I have learned that when you put the eggs on to boil if you put about a tablespoon of baking soda in the water with the eggs they peel easier. This supposedly has something to do with how the baking soda affects the Ph balance of the shell lining that always seems to cling to the egg and make them harder to peel.

startcooking said:

Arianna, Thanks for the suggestion! Horseradish does brighten the flavors but a little really does go a long way!
Shane, I have never heard of adding baking soda to the cooking water – I’ll have to give it a try!
Cheers,
Kathy

Marie said:

I Does anyone have a suggestion on storing deviled eggs in the styrofoam egg cartons? Are they wrapped individually in sarap wrap??

Thanks for any tips on making ahead and storing. Marie

Anonymous said:

Deviled eggs are meant to be SPICY, that’s why they’re called “deviled eggs”. I can’t believe the many people I have introduced to liking deviled eggs, I use hotsauce, cayenne pepper. A lot of people said the reason they disliked deviled eggs was because of the relish, they had no idea to drop the relish.

startcookin said:

Marie,
I think it might be a bit tricky to store deviled eggs in a Styrofoam egg carton. They do not need to be wrapped individually either. To store deviled eggs just put them in a plastic container and cover them.

Over the years really popular recipes develop many variations on the original recipe. The mustard in my recipe gives them just enough zing without burning your mouth! (BTW The last time I made this recipe, I used honey-mustard as I had ran out of the regular hot and spicy mustard. I thought they tasted odd but everyone else LOVED them – go figure!)

LeAnn said:

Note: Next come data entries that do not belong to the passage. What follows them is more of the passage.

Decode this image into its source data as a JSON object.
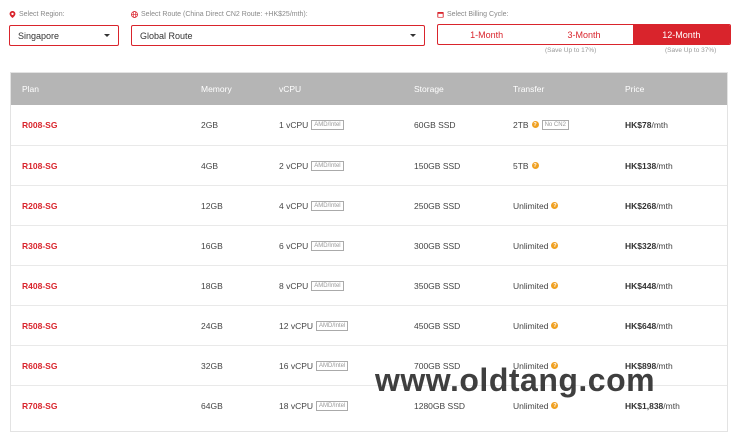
{
  "filters": {
    "region_label": "Select Region:",
    "region_value": "Singapore",
    "route_label": "Select Route (China Direct CN2 Route: +HK$25/mth):",
    "route_value": "Global Route",
    "billing_label": "Select Billing Cycle:",
    "billing_options": [
      {
        "label": "1-Month",
        "save": ""
      },
      {
        "label": "3-Month",
        "save": "(Save Up to 17%)"
      },
      {
        "label": "12-Month",
        "save": "(Save Up to 37%)"
      }
    ],
    "billing_selected": "12-Month"
  },
  "table": {
    "headers": [
      "Plan",
      "Memory",
      "vCPU",
      "Storage",
      "Transfer",
      "Price"
    ],
    "cpu_tag": "AMD/Intel",
    "no_cn2_tag": "No CN2",
    "rows": [
      {
        "plan": "R008-SG",
        "memory": "2GB",
        "vcpu": "1 vCPU",
        "storage": "60GB SSD",
        "transfer": "2TB",
        "no_cn2": true,
        "price": "HK$78",
        "unit": "/mth"
      },
      {
        "plan": "R108-SG",
        "memory": "4GB",
        "vcpu": "2 vCPU",
        "storage": "150GB SSD",
        "transfer": "5TB",
        "no_cn2": false,
        "price": "HK$138",
        "unit": "/mth"
      },
      {
        "plan": "R208-SG",
        "memory": "12GB",
        "vcpu": "4 vCPU",
        "storage": "250GB SSD",
        "transfer": "Unlimited",
        "no_cn2": false,
        "price": "HK$268",
        "unit": "/mth"
      },
      {
        "plan": "R308-SG",
        "memory": "16GB",
        "vcpu": "6 vCPU",
        "storage": "300GB SSD",
        "transfer": "Unlimited",
        "no_cn2": false,
        "price": "HK$328",
        "unit": "/mth"
      },
      {
        "plan": "R408-SG",
        "memory": "18GB",
        "vcpu": "8 vCPU",
        "storage": "350GB SSD",
        "transfer": "Unlimited",
        "no_cn2": false,
        "price": "HK$448",
        "unit": "/mth"
      },
      {
        "plan": "R508-SG",
        "memory": "24GB",
        "vcpu": "12 vCPU",
        "storage": "450GB SSD",
        "transfer": "Unlimited",
        "no_cn2": false,
        "price": "HK$648",
        "unit": "/mth"
      },
      {
        "plan": "R608-SG",
        "memory": "32GB",
        "vcpu": "16 vCPU",
        "storage": "700GB SSD",
        "transfer": "Unlimited",
        "no_cn2": false,
        "price": "HK$898",
        "unit": "/mth"
      },
      {
        "plan": "R708-SG",
        "memory": "64GB",
        "vcpu": "18 vCPU",
        "storage": "1280GB SSD",
        "transfer": "Unlimited",
        "no_cn2": false,
        "price": "HK$1,838",
        "unit": "/mth"
      }
    ]
  },
  "watermark": "www.oldtang.com",
  "colors": {
    "accent": "#d9242c",
    "header_bg": "#b5b5b5",
    "help_icon": "#f0a020"
  }
}
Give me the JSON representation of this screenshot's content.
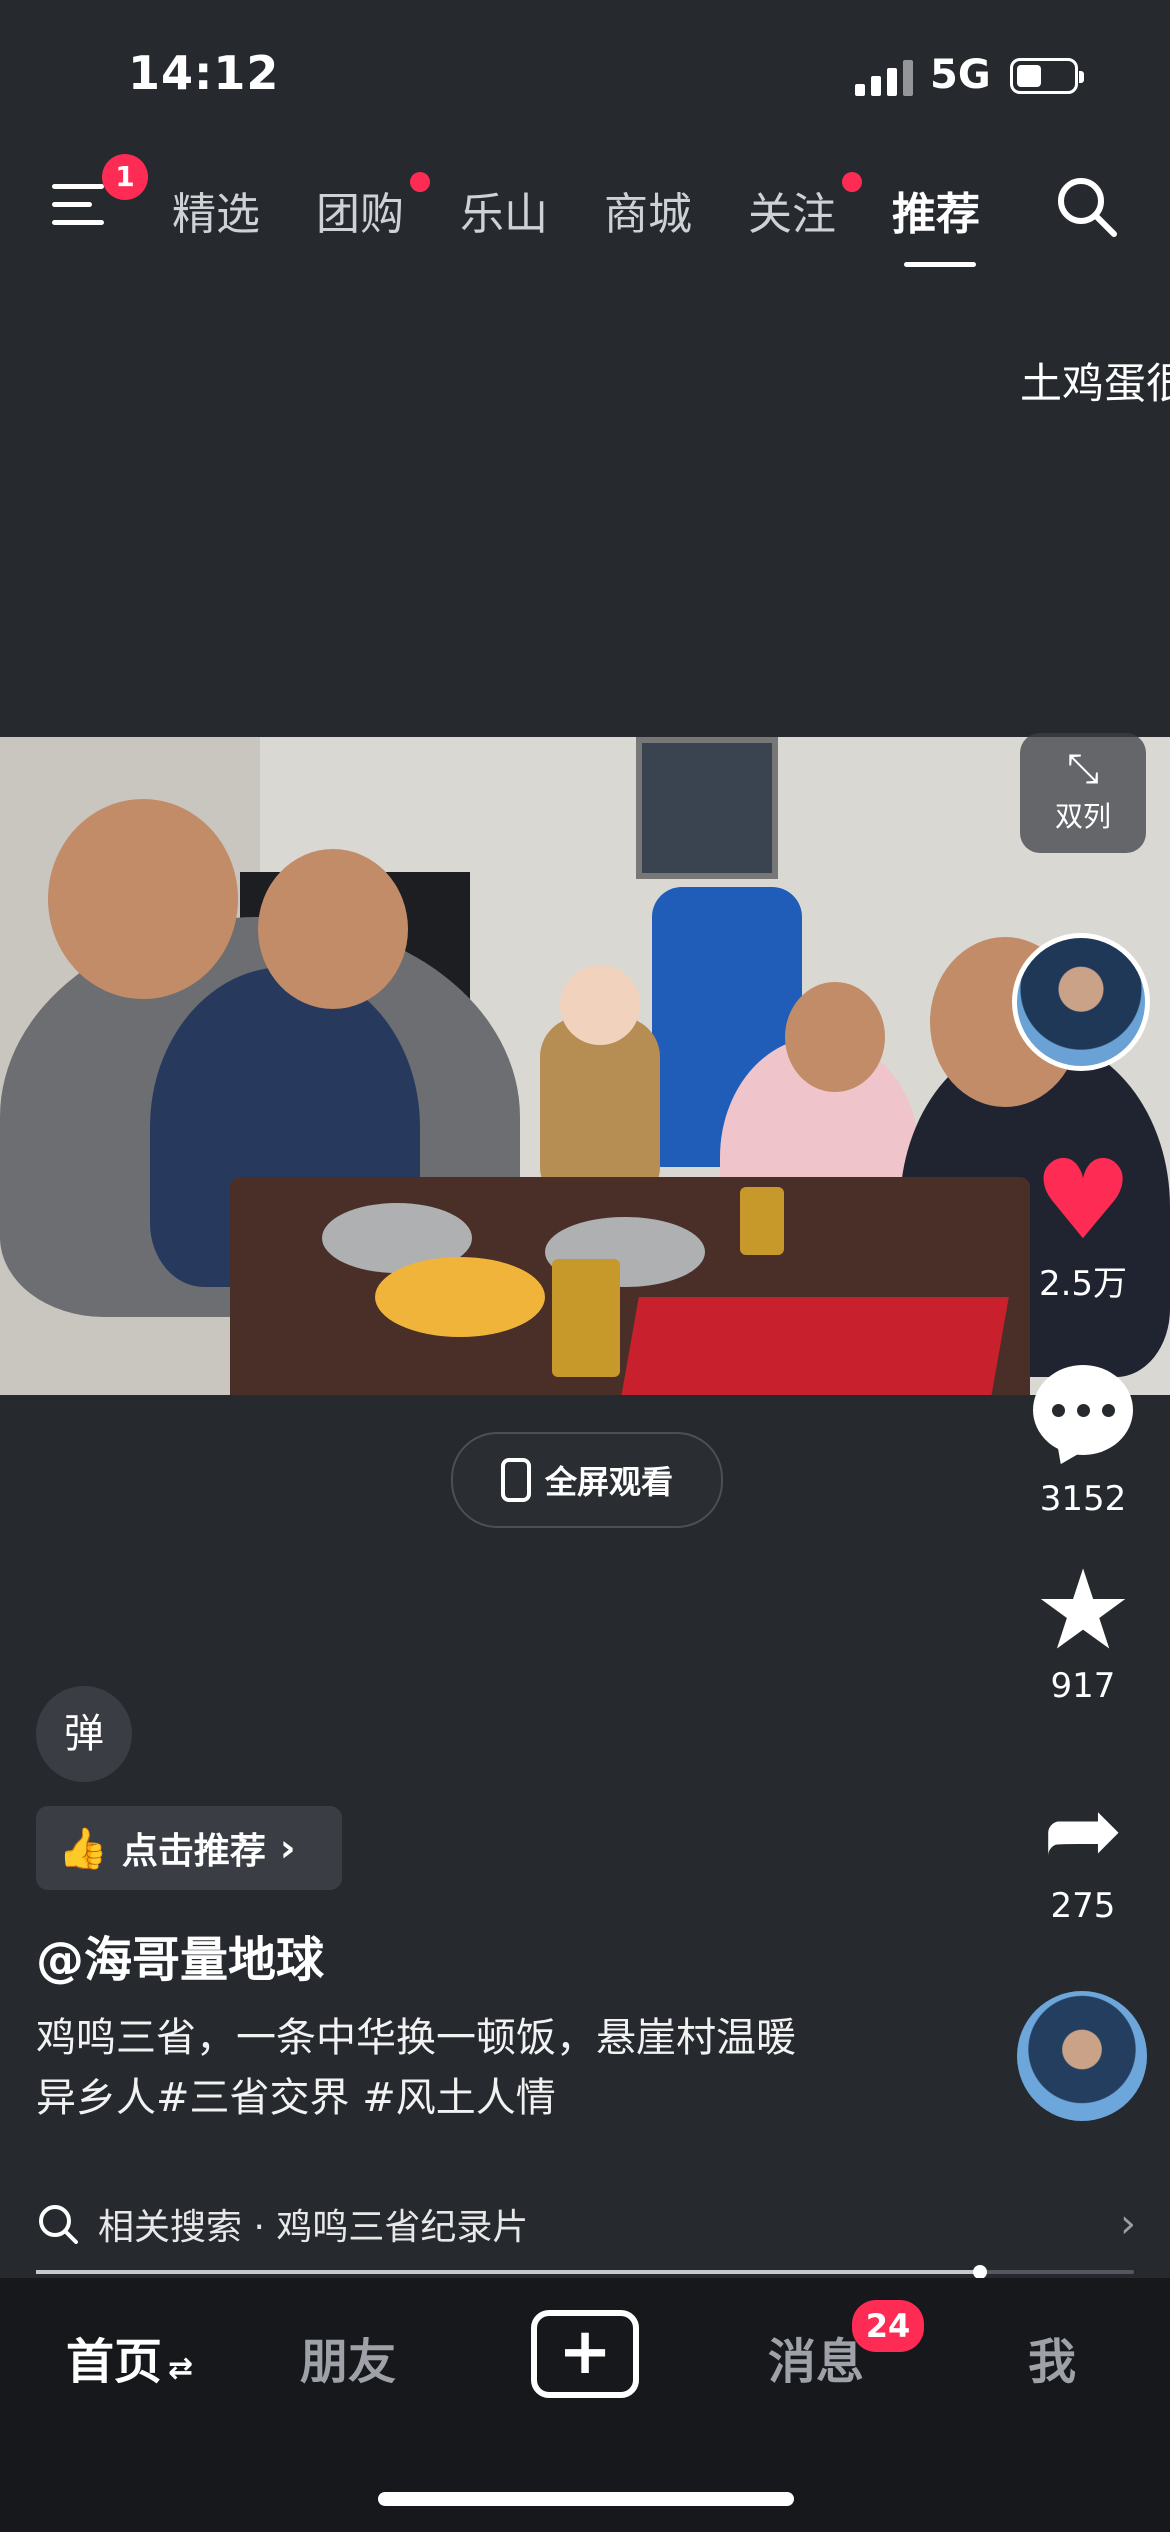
{
  "status_bar": {
    "time": "14:12",
    "network": "5G"
  },
  "top_nav": {
    "menu_badge": "1",
    "tabs": [
      {
        "label": "精选",
        "dot": false,
        "active": false
      },
      {
        "label": "团购",
        "dot": true,
        "active": false
      },
      {
        "label": "乐山",
        "dot": false,
        "active": false
      },
      {
        "label": "商城",
        "dot": false,
        "active": false
      },
      {
        "label": "关注",
        "dot": true,
        "active": false
      },
      {
        "label": "推荐",
        "dot": false,
        "active": true
      }
    ]
  },
  "floating_text": "土鸡蛋很",
  "video": {
    "double_col_label": "双列",
    "fullscreen_label": "全屏观看"
  },
  "right_rail": {
    "likes": "2.5万",
    "comments": "3152",
    "favorites": "917",
    "shares": "275"
  },
  "content": {
    "danmaku_label": "弹",
    "recommend_label": "点击推荐",
    "author": "@海哥量地球",
    "caption_line1": "鸡鸣三省，一条中华换一顿饭，悬崖村温暖",
    "caption_line2": "异乡人#三省交界 #风土人情",
    "related_search": "相关搜索 · 鸡鸣三省纪录片",
    "progress_percent": 86
  },
  "bottom_bar": {
    "home": "首页",
    "home_suffix": "⇄",
    "friends": "朋友",
    "messages": "消息",
    "messages_badge": "24",
    "me": "我"
  },
  "colors": {
    "accent": "#fe2c55",
    "background": "#262a2f"
  }
}
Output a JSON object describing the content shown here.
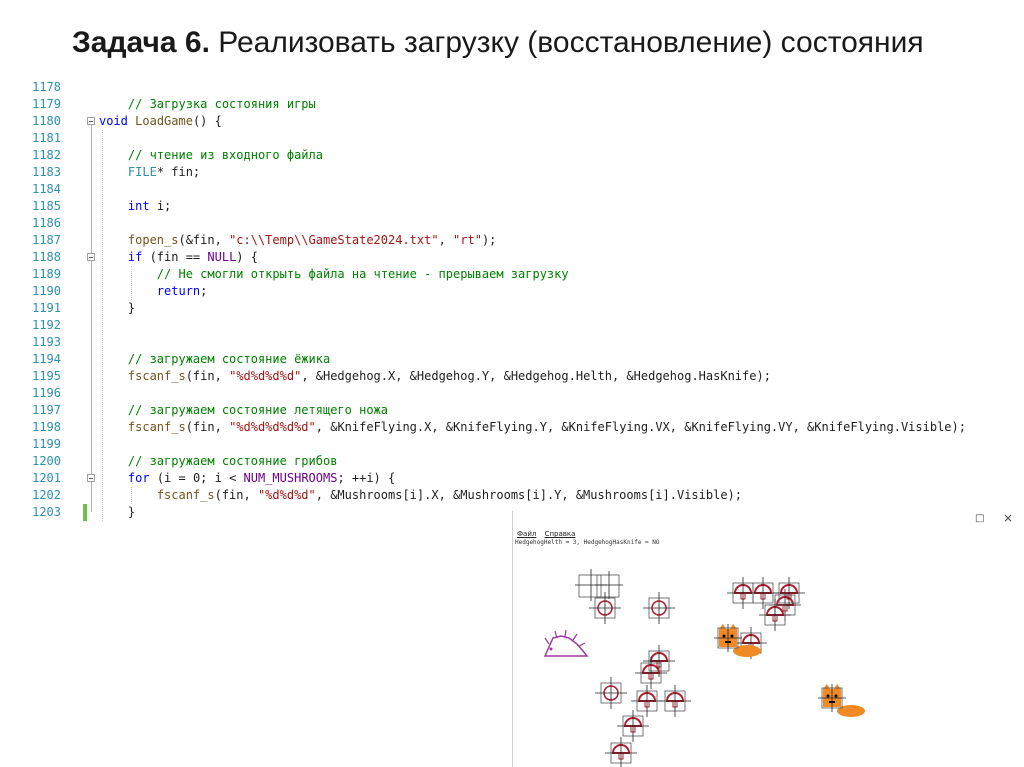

I’ve had it! I have been making wonderful deviled eggs for 40 years now and all of the sudden no matter what I do, tupperware, plastic wrap, tin foil, regular bowls, plates, loose wrap, tight wrap, I have tried etverthing, the next day when we go to eat them, my wonderful, delicious filing is MUSH! What the heck is going on. I have always only used mustart, miracle and vinegar. And there is always alot of condensation in the bottom of the container. By the time we eat all we can (ha, ha), they are at rrom temp when they are put in the frige, does that have anything to do with it? I just don’t understand, even my mother-in-law, the go-to best cook can’t explain this one….HELP!! WE LOVE OUR EGGS Thanks,

startcooking said:

Hi LeAnn,
Have you tried putting your deviled eggs in the refrigerator uncovered for about an hour or so – then when they are cold, cover them until you are read to eat them?
Good Luck
Kathy

LeAnn said:

Thanks so much Kathy for answering, I am going to make another batch this weekend so am going to try this trick, hope it works!

Cindy said:

I use dill pickle juice and mayo in my deviled eggs and of course sprinkle paprika on top. I don’t like sweet pickles but you could use sweet pickle juice instead of dill.

startcooking said:

I’ve heard of sweet pickle in tuna salad, but this is a first to add it to deviled eggs. Who knew!
Thanks for sharing.
K.

Joey said:

I just love your cooking! I’m 12, but since I cook so well, my parents allowed me to cook for any parties. I wanted to know if there are any variations to deviled eggs, instead of using mustard?Thank you!

startcooking said:

Hi Joey,
The mustard gives this recipe a nice flavor but you can just use all mayo if you prefer.
Good luck developing your cooking skills!
Cheers,
Kathy

Fiona said:

One thing I always do, is rinse my cooked egg white halves with cold water and pat dry with a paper towel before filling them with the yolk mixture.

I found the zippered bag really helps when I need to transport large quantities of deviled eggs to say a church dinner. I pack the filled bag and empty egg white halves in separate bags, in my cooler. I then arrange and fill them just before the meal is served.

This always ensures a picture perfect presentation, and I have never had so much as one egg left over!

startcooking said:

Hi Fiona,
Filling the eggs “on site” is a great suggestion! The containers made for transporting deviled eggs always look so cumbersome. I’m not sure why you rinse the egg white?
Cheers,
Kathy